Dataset rows describing interfaces
··········

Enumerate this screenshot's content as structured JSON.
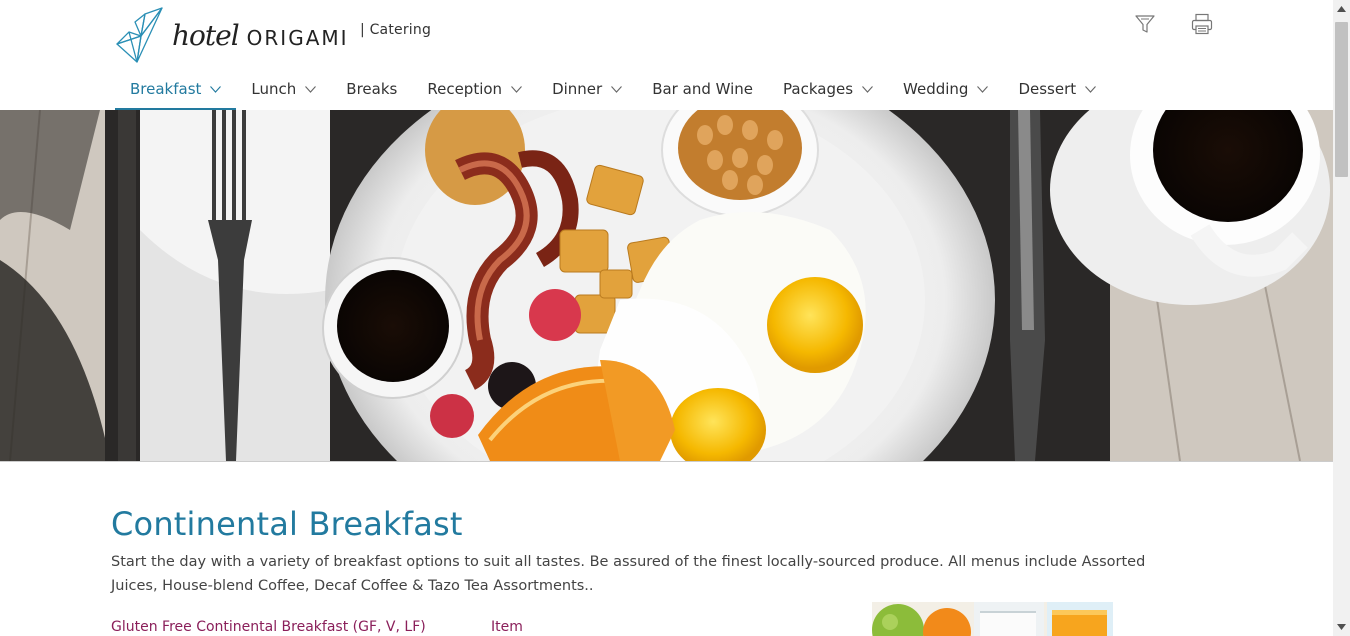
{
  "header": {
    "logo_hotel": "hotel",
    "logo_origami": "ORIGAMI",
    "subtitle": "| Catering",
    "icons": [
      "filter-icon",
      "printer-icon"
    ]
  },
  "nav": {
    "items": [
      {
        "label": "Breakfast",
        "has_dropdown": true,
        "active": true
      },
      {
        "label": "Lunch",
        "has_dropdown": true
      },
      {
        "label": "Breaks",
        "has_dropdown": false
      },
      {
        "label": "Reception",
        "has_dropdown": true
      },
      {
        "label": "Dinner",
        "has_dropdown": true
      },
      {
        "label": "Bar and Wine",
        "has_dropdown": false
      },
      {
        "label": "Packages",
        "has_dropdown": true
      },
      {
        "label": "Wedding",
        "has_dropdown": true
      },
      {
        "label": "Dessert",
        "has_dropdown": true
      }
    ]
  },
  "main": {
    "title": "Continental Breakfast",
    "intro": "Start the day with a variety of breakfast options to suit all tastes. Be assured of the finest locally-sourced produce. All menus include Assorted Juices, House-blend Coffee, Decaf Coffee & Tazo Tea Assortments..",
    "menu_item_title": "Gluten Free Continental Breakfast (GF, V, LF)",
    "column_header": "Item"
  },
  "colors": {
    "accent": "#227a9f",
    "menu_item": "#8a1f5a",
    "text": "#444444"
  }
}
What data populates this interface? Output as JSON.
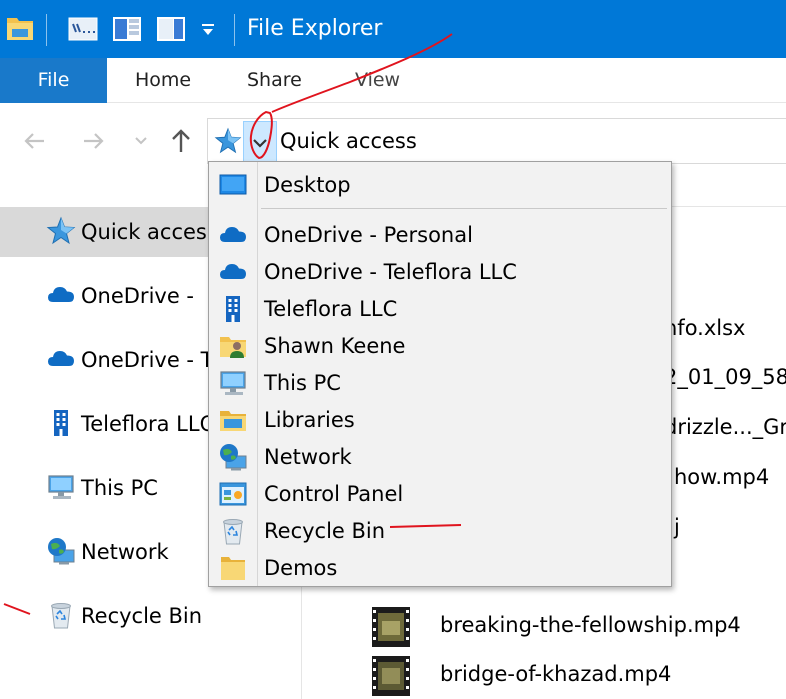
{
  "window": {
    "title": "File Explorer"
  },
  "ribbon": {
    "tabs": [
      {
        "label": "File",
        "active": true
      },
      {
        "label": "Home"
      },
      {
        "label": "Share"
      },
      {
        "label": "View"
      }
    ]
  },
  "address_bar": {
    "location": "Quick access"
  },
  "nav_pane": {
    "items": [
      {
        "label": "Quick access",
        "icon": "star-icon",
        "selected": true
      },
      {
        "label": "OneDrive -",
        "icon": "cloud-icon"
      },
      {
        "label": "OneDrive - T",
        "icon": "cloud-icon"
      },
      {
        "label": "Teleflora LLC",
        "icon": "building-icon"
      },
      {
        "label": "This PC",
        "icon": "computer-icon"
      },
      {
        "label": "Network",
        "icon": "network-icon"
      },
      {
        "label": "Recycle Bin",
        "icon": "recycle-bin-icon"
      }
    ]
  },
  "file_list": {
    "partial_names": [
      "nfo.xlsx",
      "2_01_09_58",
      "drizzle..._Gr",
      "how.mp4",
      "j"
    ],
    "rows": [
      {
        "name": "breaking-the-fellowship.mp4",
        "icon": "video-thumbnail-icon"
      },
      {
        "name": "bridge-of-khazad.mp4",
        "icon": "video-thumbnail-icon"
      }
    ]
  },
  "dropdown": {
    "items": [
      {
        "label": "Desktop",
        "icon": "desktop-icon"
      },
      {
        "label": "OneDrive - Personal",
        "icon": "cloud-icon"
      },
      {
        "label": "OneDrive - Teleflora LLC",
        "icon": "cloud-icon"
      },
      {
        "label": "Teleflora LLC",
        "icon": "building-icon"
      },
      {
        "label": "Shawn Keene",
        "icon": "user-folder-icon"
      },
      {
        "label": "This PC",
        "icon": "computer-icon"
      },
      {
        "label": "Libraries",
        "icon": "libraries-icon"
      },
      {
        "label": "Network",
        "icon": "network-icon"
      },
      {
        "label": "Control Panel",
        "icon": "control-panel-icon"
      },
      {
        "label": "Recycle Bin",
        "icon": "recycle-bin-icon"
      },
      {
        "label": "Demos",
        "icon": "folder-icon"
      }
    ]
  },
  "colors": {
    "titlebar": "#0078d7",
    "file_tab": "#1979ca",
    "selection": "#d9d9d9",
    "annotation": "#e0141e"
  }
}
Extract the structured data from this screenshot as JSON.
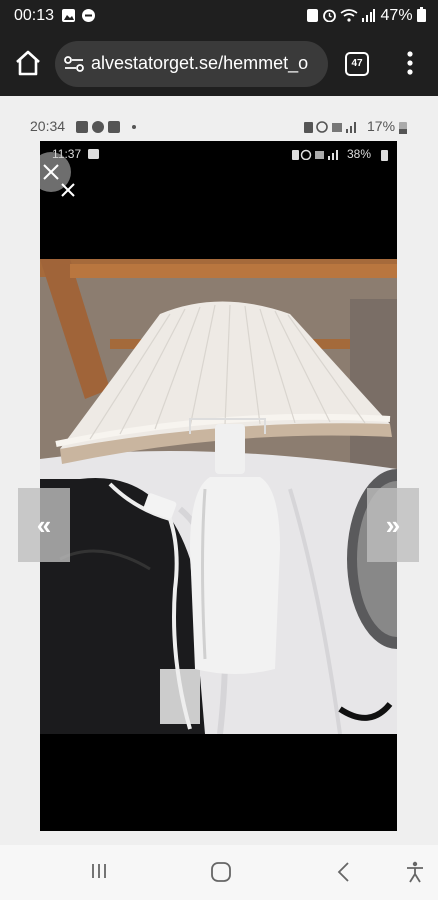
{
  "status_bar": {
    "time": "00:13",
    "battery": "47%"
  },
  "browser": {
    "url": "alvestatorget.se/hemmet_o",
    "tab_count": "47"
  },
  "inner_screenshot": {
    "status_time": "20:34",
    "status_battery": "17%",
    "photo_status_time": "11:37",
    "photo_status_battery": "38%"
  },
  "gallery": {
    "prev_label": "«",
    "next_label": "»"
  },
  "icons": [
    "home-icon",
    "site-settings-icon",
    "tabs-icon",
    "more-menu-icon",
    "close-icon",
    "recent-apps-icon",
    "home-nav-icon",
    "back-icon",
    "accessibility-icon"
  ]
}
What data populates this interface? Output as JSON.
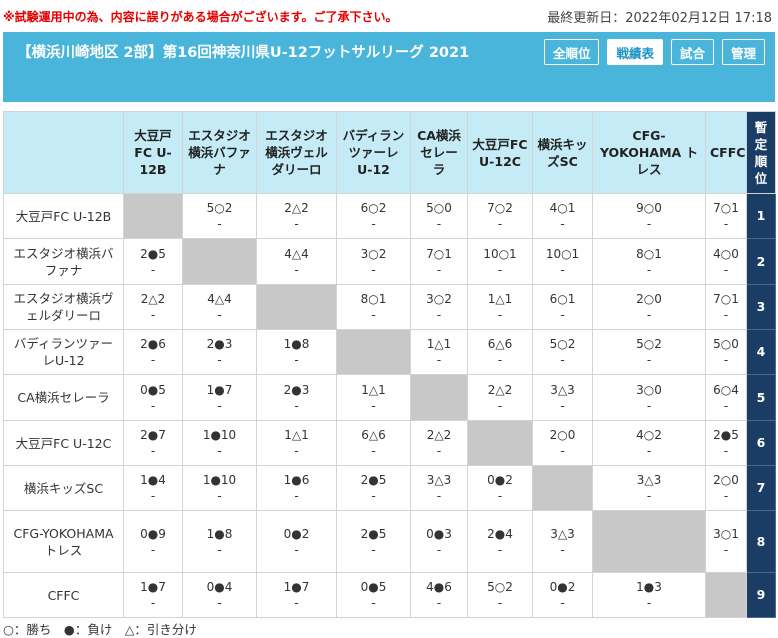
{
  "notice": "※試験運用中の為、内容に誤りがある場合がございます。ご了承下さい。",
  "last_updated": "最終更新日：2022年02月12日 17:18",
  "title": "【横浜川崎地区 2部】第16回神奈川県U-12フットサルリーグ 2021",
  "nav": {
    "overall": "全順位",
    "results": "戦績表",
    "matches": "試合",
    "admin": "管理"
  },
  "columns": [
    "大豆戸FC U-12B",
    "エスタジオ横浜バファナ",
    "エスタジオ横浜ヴェルダリーロ",
    "バディランツァーレU-12",
    "CA横浜セレーラ",
    "大豆戸FC U-12C",
    "横浜キッズSC",
    "CFG-YOKOHAMA トレス",
    "CFFC"
  ],
  "rank_header": "暫定順位",
  "rows": [
    {
      "name": "大豆戸FC U-12B",
      "rank": "1",
      "cells": [
        null,
        "5○2",
        "2△2",
        "6○2",
        "5○0",
        "7○2",
        "4○1",
        "9○0",
        "7○1"
      ]
    },
    {
      "name": "エスタジオ横浜バファナ",
      "rank": "2",
      "cells": [
        "2●5",
        null,
        "4△4",
        "3○2",
        "7○1",
        "10○1",
        "10○1",
        "8○1",
        "4○0"
      ]
    },
    {
      "name": "エスタジオ横浜ヴェルダリーロ",
      "rank": "3",
      "cells": [
        "2△2",
        "4△4",
        null,
        "8○1",
        "3○2",
        "1△1",
        "6○1",
        "2○0",
        "7○1"
      ]
    },
    {
      "name": "バディランツァーレU-12",
      "rank": "4",
      "cells": [
        "2●6",
        "2●3",
        "1●8",
        null,
        "1△1",
        "6△6",
        "5○2",
        "5○2",
        "5○0"
      ]
    },
    {
      "name": "CA横浜セレーラ",
      "rank": "5",
      "cells": [
        "0●5",
        "1●7",
        "2●3",
        "1△1",
        null,
        "2△2",
        "3△3",
        "3○0",
        "6○4"
      ]
    },
    {
      "name": "大豆戸FC U-12C",
      "rank": "6",
      "cells": [
        "2●7",
        "1●10",
        "1△1",
        "6△6",
        "2△2",
        null,
        "2○0",
        "4○2",
        "2●5"
      ]
    },
    {
      "name": "横浜キッズSC",
      "rank": "7",
      "cells": [
        "1●4",
        "1●10",
        "1●6",
        "2●5",
        "3△3",
        "0●2",
        null,
        "3△3",
        "2○0"
      ]
    },
    {
      "name": "CFG-YOKOHAMA トレス",
      "rank": "8",
      "cells": [
        "0●9",
        "1●8",
        "0●2",
        "2●5",
        "0●3",
        "2●4",
        "3△3",
        null,
        "3○1"
      ]
    },
    {
      "name": "CFFC",
      "rank": "9",
      "cells": [
        "1●7",
        "0●4",
        "1●7",
        "0●5",
        "4●6",
        "5○2",
        "0●2",
        "1●3",
        null
      ]
    }
  ],
  "placeholder_dash": "-",
  "legend": "○：勝ち　●：負け　△：引き分け"
}
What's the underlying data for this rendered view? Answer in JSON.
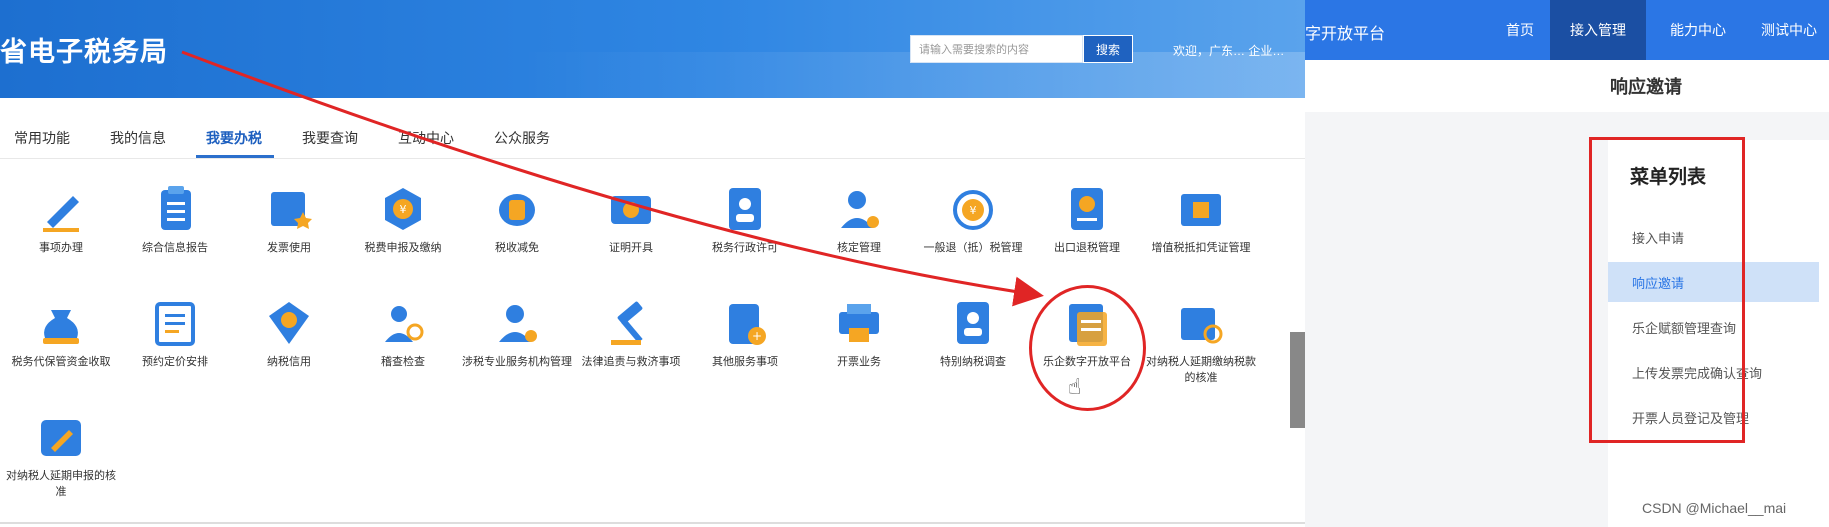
{
  "left": {
    "bureau_title": "省电子税务局",
    "search_placeholder": "请输入需要搜索的内容",
    "search_button": "搜索",
    "welcome": "欢迎，广东…  企业…",
    "tabs": [
      "常用功能",
      "我的信息",
      "我要办税",
      "我要查询",
      "互动中心",
      "公众服务"
    ],
    "active_tab": "我要办税",
    "items": [
      {
        "label": "事项办理",
        "icon": "pencil-icon"
      },
      {
        "label": "综合信息报告",
        "icon": "clipboard-icon"
      },
      {
        "label": "发票使用",
        "icon": "invoice-star-icon"
      },
      {
        "label": "税费申报及缴纳",
        "icon": "tax-hexagon-icon"
      },
      {
        "label": "税收减免",
        "icon": "coin-stack-icon"
      },
      {
        "label": "证明开具",
        "icon": "ticket-icon"
      },
      {
        "label": "税务行政许可",
        "icon": "person-card-icon"
      },
      {
        "label": "核定管理",
        "icon": "person-gear-icon"
      },
      {
        "label": "一般退（抵）税管理",
        "icon": "yuan-refresh-icon"
      },
      {
        "label": "出口退税管理",
        "icon": "book-yuan-icon"
      },
      {
        "label": "增值税抵扣凭证管理",
        "icon": "vat-ticket-icon"
      },
      {
        "label": "税务代保管资金收取",
        "icon": "money-bag-icon"
      },
      {
        "label": "预约定价安排",
        "icon": "document-list-icon"
      },
      {
        "label": "纳税信用",
        "icon": "diamond-check-icon"
      },
      {
        "label": "稽查检查",
        "icon": "person-search-icon"
      },
      {
        "label": "涉税专业服务机构管理",
        "icon": "person-gear-icon"
      },
      {
        "label": "法律追责与救济事项",
        "icon": "gavel-icon"
      },
      {
        "label": "其他服务事项",
        "icon": "clipboard-add-icon"
      },
      {
        "label": "开票业务",
        "icon": "printer-icon"
      },
      {
        "label": "特别纳税调查",
        "icon": "person-card-icon"
      },
      {
        "label": "乐企数字开放平台",
        "icon": "digital-platform-icon"
      },
      {
        "label": "对纳税人延期缴纳税款的核准",
        "icon": "yuan-search-icon"
      },
      {
        "label": "对纳税人延期申报的核准",
        "icon": "pencil-badge-icon"
      }
    ]
  },
  "right": {
    "platform_title": "字开放平台",
    "nav": [
      "首页",
      "接入管理",
      "能力中心",
      "测试中心"
    ],
    "active_nav": "接入管理",
    "section_title": "响应邀请",
    "menu_title": "菜单列表",
    "menu_items": [
      "接入申请",
      "响应邀请",
      "乐企赋额管理查询",
      "上传发票完成确认查询",
      "开票人员登记及管理"
    ],
    "active_menu": "响应邀请",
    "watermark": "CSDN @Michael__mai"
  },
  "colors": {
    "primary": "#2b76e5",
    "highlight": "#cfe1f8",
    "annotation_red": "#e02525"
  }
}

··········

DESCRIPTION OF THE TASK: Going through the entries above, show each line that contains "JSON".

EXPECTED OUTPUT:
Enumerate this screenshot's content as structured JSON.
What data populates this interface? Output as JSON.
Extract the structured data from this screenshot as JSON.
What data populates this interface? Output as JSON.
What's the underlying data for this rendered view? Answer in JSON.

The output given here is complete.